Philip Huynh - Fiction Judge
Malahat Review volunteer Emma Pickering talks with the 2021 Open Season Awards fiction judge—and 2011's Open Season Fiction winner—about what he’s looking for in a winning story, how a short story is like a stick of dynamite, and balancing work, family, and writing.
EP: What are you looking for in a winning fiction piece for the Open Season Awards this year?
PH: At a minimum I’m looking for a story that distinguishes itself in some manner of craft – crackling dialogue, well-wrought sentences, vivid imagery – these are the bones and sinew of a good story. The great ones also have personality – an indelible voice, or an unforgettable character or two that pulls me completely into their lives, so that their moment becomes a part of my memories. So craft is a must, personality is a plus, and if your story also has novelty – whether it’s an idea, an approach, or something else that catches me off guard – well, that might get you over the top.

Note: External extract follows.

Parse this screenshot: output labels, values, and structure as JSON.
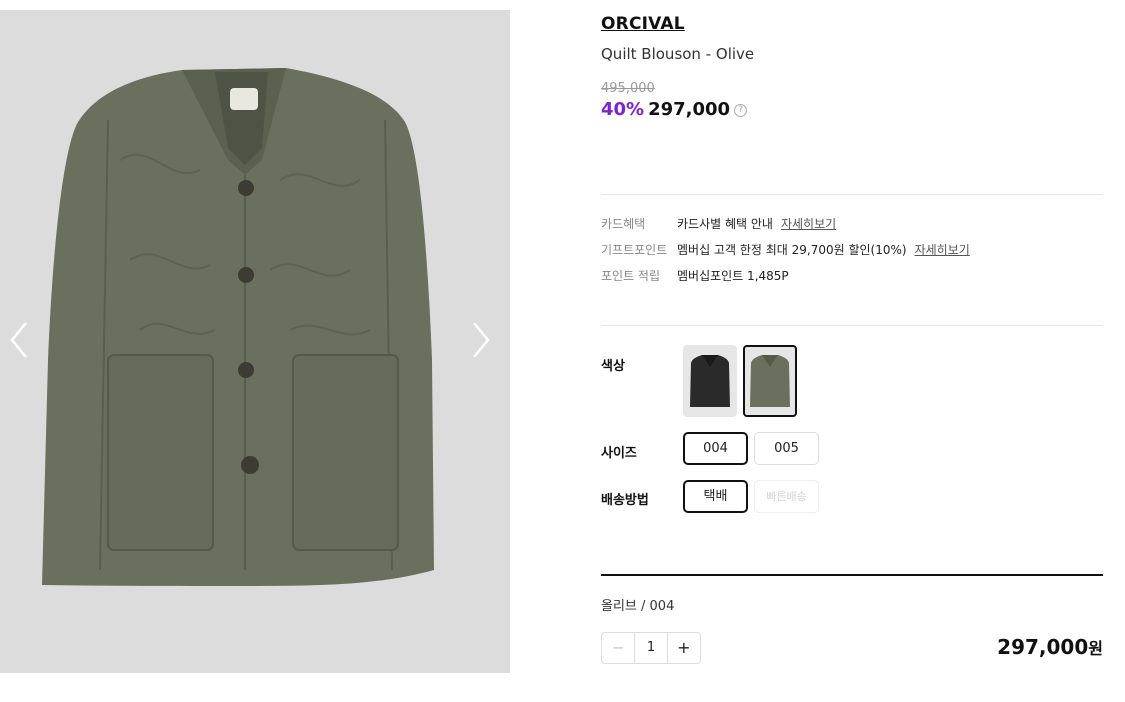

So give this contest your best shot. Give me the piece that you workshopped ten times over and have honed to perfection. Or give me that story you love but have shoe-boxed from prying eyes because you think it’s too weird and no one will understand it. You never know, you might be doing the world a favour.
EP: In 2011 you won the Open Season Award for Fiction for your story, “The Investment on Dumfries Street.” How does it feel to now be a judge this year for that same genre and contest?
PH: The Open Season Awards started it all for me. I still remember dropping the manuscript into the red Canada Post mailbox by my local Shoppers (do people still do that?) and having no idea where it would lead – to my first story published in a major literary journal, which eventually became the opening story in my published collection. I got to work with my first editor, Rhonda Batchelor, did my first interview, and was even invited to Victoria by the journal to do my first reading. So to be able to come full circle as a judge is such a huge privilege. It’s also a responsibility that I do not take lightly, because I know what an important opportunity winning this is for an emerging writer.
Read the rest of Philip's interview on TMR's website.